As far as Dr. Harald Veen is concerned, the International Committee of the Red Cross is apolitical and is strictly all about business – the business of saving lives.
“Medicine is neutral and must remain so,” Veen told The Times of Israel. “There are groups with agendas who try to frame field work and emergency care in a context that advances their agenda, but it is the job of doctors and emergency care workers to ignore those agendas and concentrate on saving people.”
Veen, the chief surgeon of the ICRC, was in Israel last week for an international conference on “Surgical Management in Austere Environments,” where he described his experiences all over the world in battlefield and mass emergency medicine.
“Providing medical assistance under emergency conditions where there are few resources and no order or protocol is far different than the ordered medical facilities where most doctors learn to treat people,” said Veen. “Israelis are very good at this kind of medicine, and they have successfully used their skills both on the battlefield locally and in emergencies such as earthquakes and floods, where they have set up effective and successful field care operations. Not all countries can do that.”
Israelis remember that for years the organization would not recognize the Star of David symbol of Israel’s Magen David Adom – claiming that the organization feared “symbol proliferation” and thus preferred that all countries use one of the two previously approved symbols (the Red Cross and the Red Crescent). The impasse was resolved in 2006 when the organization adopted a third emblem – the Red Diamond – which MDA could use internationally, inserting the Star of David inside.
For Veen, however, it’s not about the politics, but the care.
“A conference like this in Israel is important because you have a lot of experts here on medical care in conflict zones and disasters,” said Veen, speaking of the event that took place in Ashdod on April 10 and 11. “We discussed a number of very important topics, such as pain, anesthesia, damage control, amputation, and other medical matters in the austere environment, as well as ethics issues – such as triage – and doing proper damage control in emergency situations.”
That latter issue turns out to be a major challenge for doctors, said Veen. Many times, doctors in Western countries will volunteer to help out in a disaster zone, but without the proper training in austere environment medical procedures, that could lead to doctors doing more harm than good.
“In war and disasters, for example, the biggest problem is often infection,” said Veen. “You have to surgically clean the wounds and try to keep bacteria out in very challenging circumstances. For example, many doctors will see a broken arm and try to treat it, but that may not be the most important thing at that moment.”

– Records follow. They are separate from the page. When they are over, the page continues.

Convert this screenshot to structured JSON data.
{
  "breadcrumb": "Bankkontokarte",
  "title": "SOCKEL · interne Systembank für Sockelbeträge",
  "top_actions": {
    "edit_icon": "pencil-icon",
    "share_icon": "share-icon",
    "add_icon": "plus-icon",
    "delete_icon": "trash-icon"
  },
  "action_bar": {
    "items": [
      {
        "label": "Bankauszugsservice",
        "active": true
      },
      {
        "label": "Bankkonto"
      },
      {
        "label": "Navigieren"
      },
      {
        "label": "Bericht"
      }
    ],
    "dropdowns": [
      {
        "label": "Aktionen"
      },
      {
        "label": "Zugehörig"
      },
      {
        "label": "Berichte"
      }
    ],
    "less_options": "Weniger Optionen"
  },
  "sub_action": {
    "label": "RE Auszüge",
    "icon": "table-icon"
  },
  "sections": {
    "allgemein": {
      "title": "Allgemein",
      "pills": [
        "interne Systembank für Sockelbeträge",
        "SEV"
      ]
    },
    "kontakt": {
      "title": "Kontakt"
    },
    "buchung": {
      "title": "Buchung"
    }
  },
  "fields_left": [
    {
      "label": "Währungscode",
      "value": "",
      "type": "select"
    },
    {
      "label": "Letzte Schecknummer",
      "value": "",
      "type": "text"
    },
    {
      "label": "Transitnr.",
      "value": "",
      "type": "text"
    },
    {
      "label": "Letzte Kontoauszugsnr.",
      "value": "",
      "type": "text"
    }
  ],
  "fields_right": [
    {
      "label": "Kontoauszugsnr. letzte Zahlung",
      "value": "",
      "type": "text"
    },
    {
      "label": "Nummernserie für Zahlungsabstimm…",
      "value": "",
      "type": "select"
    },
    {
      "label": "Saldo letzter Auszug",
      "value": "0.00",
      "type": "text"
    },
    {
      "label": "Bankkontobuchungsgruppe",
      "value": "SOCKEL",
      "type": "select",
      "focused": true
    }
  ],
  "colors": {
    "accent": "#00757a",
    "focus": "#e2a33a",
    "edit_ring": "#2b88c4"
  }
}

Thanks to efforts by Veen and the ICRC, medical schools have begun teaching students how to practice medicine under such circumstances. “Being a hero is great, but it isn’t for everyone – and anyone who hasn’t learned how to deal with such situations shouldn’t try it until they have had an opportunity to do so.”
The 2010 earthquake in Haiti illustrates this. Volunteers showed up without supplies – in a country where there were none – and were lacking the skills needed to treat injuries typical of a mass disaster, such as infection, open injuries, dysentery due to a lack of clean water, and other misery-related problems. Many of those who came to help had to be evacuated themselves because they couldn’t handle the situation – impinging on already scarce resources.
According to one aid group active during that disaster, “volunteers without prior disaster relief experience are generally not selected for relief assignments. Most offers of ‘another body’ to drive trucks, set up tents, and feed children are not accepted.”
The Israeli field hospital in the 2010 earthquake – and in a second major earthquake disaster in 2013 – was one of the most successful. CNN reporter Elizabeth Cohen was “just amazed” at the hospital run by the IDF. “This is like another world compared to the other [makeshift] hospitals.”
According to The New York Times, “Israel sent scores of doctors and other professionals to Haiti. Years of dealing with terrorist attacks, combined with an advanced medical technology sector, have made Israel one of the most nimble countries in disaster relief.”
Veen is not surprised, because “Israelis have the knowledge and experience in this area. Over the past several decades, many more countries have learned how to deal with the issues that Israel was one of the pioneers in dealing with. It’s all about basic surgical and field medical skills, areas that Israeli has had a lot of experience in dealing with.”